• EXERCISE DETAILS:
Please print all of the records shown below, exactly as given.

---- AVAILABLE DATA

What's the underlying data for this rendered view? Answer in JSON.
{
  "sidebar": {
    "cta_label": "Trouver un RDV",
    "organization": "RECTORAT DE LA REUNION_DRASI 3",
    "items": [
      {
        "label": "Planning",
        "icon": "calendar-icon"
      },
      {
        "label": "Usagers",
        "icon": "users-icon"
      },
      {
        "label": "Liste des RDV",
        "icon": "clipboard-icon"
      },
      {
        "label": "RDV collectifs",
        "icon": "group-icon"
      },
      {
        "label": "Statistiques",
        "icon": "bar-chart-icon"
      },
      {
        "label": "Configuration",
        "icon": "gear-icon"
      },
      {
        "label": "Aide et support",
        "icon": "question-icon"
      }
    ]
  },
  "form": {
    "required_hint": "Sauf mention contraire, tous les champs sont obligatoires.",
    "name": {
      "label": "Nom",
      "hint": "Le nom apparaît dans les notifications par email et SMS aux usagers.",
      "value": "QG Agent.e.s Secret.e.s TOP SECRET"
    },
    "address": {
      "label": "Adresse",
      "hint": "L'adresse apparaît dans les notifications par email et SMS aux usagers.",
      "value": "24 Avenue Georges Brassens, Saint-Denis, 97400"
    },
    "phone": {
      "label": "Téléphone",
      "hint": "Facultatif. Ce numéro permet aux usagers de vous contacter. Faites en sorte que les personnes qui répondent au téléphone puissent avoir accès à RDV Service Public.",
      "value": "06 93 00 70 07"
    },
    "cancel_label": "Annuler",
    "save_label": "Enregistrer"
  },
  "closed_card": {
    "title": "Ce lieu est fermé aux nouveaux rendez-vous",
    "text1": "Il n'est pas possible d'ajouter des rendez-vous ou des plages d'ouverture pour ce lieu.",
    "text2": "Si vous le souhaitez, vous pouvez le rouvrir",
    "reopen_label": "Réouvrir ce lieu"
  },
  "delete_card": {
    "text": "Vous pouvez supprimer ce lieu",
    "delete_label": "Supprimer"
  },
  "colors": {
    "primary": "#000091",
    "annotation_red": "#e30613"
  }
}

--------

• ANSWER AREA:
What's the underlying data for this rendered view? Answer in JSON.
{
  "sidebar": {
    "cta_label": "Trouver un RDV",
    "organization": "RECTORAT DE LA REUNION_DRASI 3",
    "items": [
      {
        "label": "Planning",
        "icon": "calendar-icon"
      },
      {
        "label": "Usagers",
        "icon": "users-icon"
      },
      {
        "label": "Liste des RDV",
        "icon": "clipboard-icon"
      },
      {
        "label": "RDV collectifs",
        "icon": "group-icon"
      },
      {
        "label": "Statistiques",
        "icon": "bar-chart-icon"
      },
      {
        "label": "Configuration",
        "icon": "gear-icon"
      },
      {
        "label": "Aide et support",
        "icon": "question-icon"
      }
    ]
  },
  "form": {
    "required_hint": "Sauf mention contraire, tous les champs sont obligatoires.",
    "name": {
      "label": "Nom",
      "hint": "Le nom apparaît dans les notifications par email et SMS aux usagers.",
      "value": "QG Agent.e.s Secret.e.s TOP SECRET"
    },
    "address": {
      "label": "Adresse",
      "hint": "L'adresse apparaît dans les notifications par email et SMS aux usagers.",
      "value": "24 Avenue Georges Brassens, Saint-Denis, 97400"
    },
    "phone": {
      "label": "Téléphone",
      "hint": "Facultatif. Ce numéro permet aux usagers de vous contacter. Faites en sorte que les personnes qui répondent au téléphone puissent avoir accès à RDV Service Public.",
      "value": "06 93 00 70 07"
    },
    "cancel_label": "Annuler",
    "save_label": "Enregistrer"
  },
  "closed_card": {
    "title": "Ce lieu est fermé aux nouveaux rendez-vous",
    "text1": "Il n'est pas possible d'ajouter des rendez-vous ou des plages d'ouverture pour ce lieu.",
    "text2": "Si vous le souhaitez, vous pouvez le rouvrir",
    "reopen_label": "Réouvrir ce lieu"
  },
  "delete_card": {
    "text": "Vous pouvez supprimer ce lieu",
    "delete_label": "Supprimer"
  },
  "colors": {
    "primary": "#000091",
    "annotation_red": "#e30613"
  }
}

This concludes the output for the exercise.